A 2015 paper from Casas et al (unfortunately no longer open access) investigated the effect of bleach on respiratory infections in young school-children. They analyzed information from Spain, the Netherlands, and Finland. Spain had the most instance of bleach use, which corresponded with a higher respiratory and related infections. On the other end of the spectrum, Finland had very little bleach use, which correlated with lower infection rates.
The researchers hypothesized that aerosolized bleach has the same potential mechanisms of affecting health as second-hand smoke or air pollution. Irritation caused by inhaled bleach causes inflammation, which makes it easier for infections to start.

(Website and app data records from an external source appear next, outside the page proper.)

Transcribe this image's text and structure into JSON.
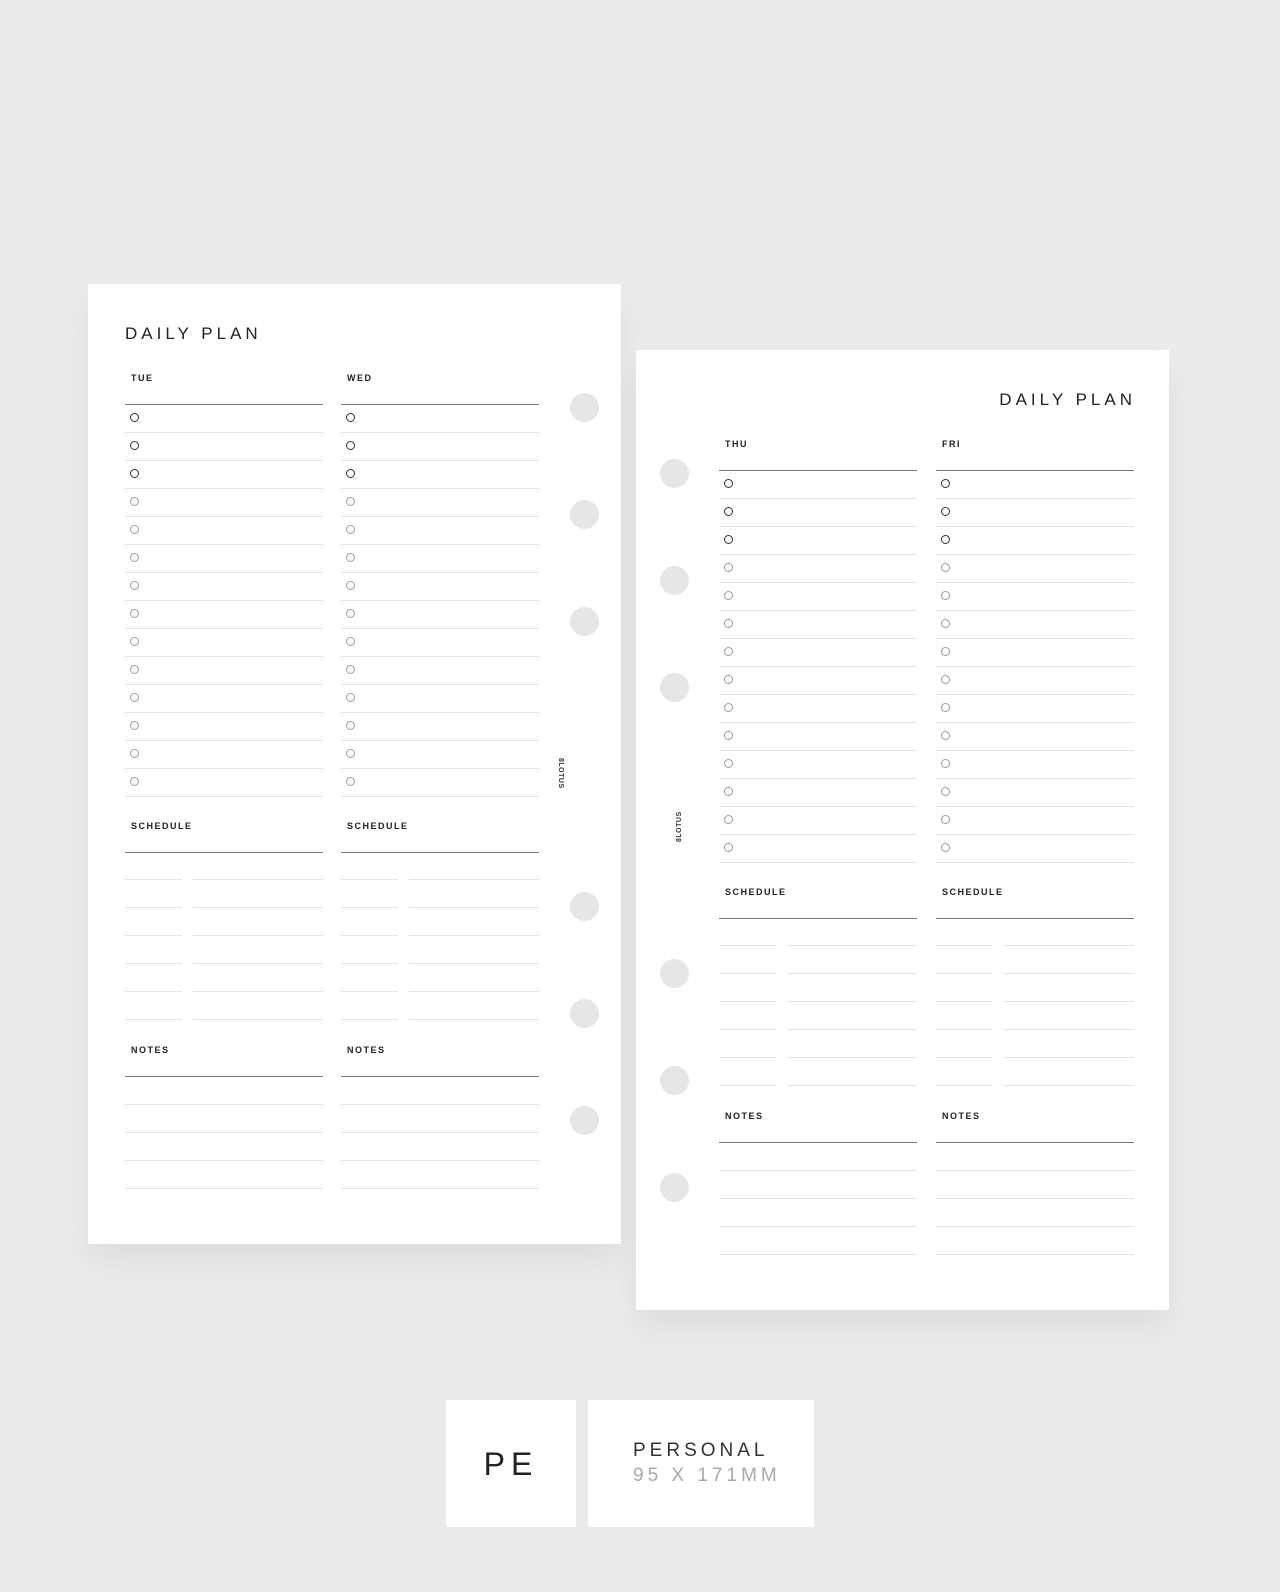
{
  "pages": [
    {
      "title": "DAILY PLAN",
      "brand": "8LOTUS",
      "days": [
        {
          "day": "TUE",
          "schedule_label": "SCHEDULE",
          "notes_label": "NOTES"
        },
        {
          "day": "WED",
          "schedule_label": "SCHEDULE",
          "notes_label": "NOTES"
        }
      ]
    },
    {
      "title": "DAILY PLAN",
      "brand": "8LOTUS",
      "days": [
        {
          "day": "THU",
          "schedule_label": "SCHEDULE",
          "notes_label": "NOTES"
        },
        {
          "day": "FRI",
          "schedule_label": "SCHEDULE",
          "notes_label": "NOTES"
        }
      ]
    }
  ],
  "layout_counts": {
    "task_rows_per_day": 14,
    "priority_task_rows": 3,
    "schedule_rows": 6,
    "notes_rows": 4,
    "binder_holes_per_page": 6
  },
  "size": {
    "code": "PE",
    "name": "PERSONAL",
    "dimensions": "95 X 171MM"
  }
}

From another perspective, this can also be another case of the hygiene hypothesis. If things are overly clean, our bodies’ microflora suffers and falls into dysbiosis.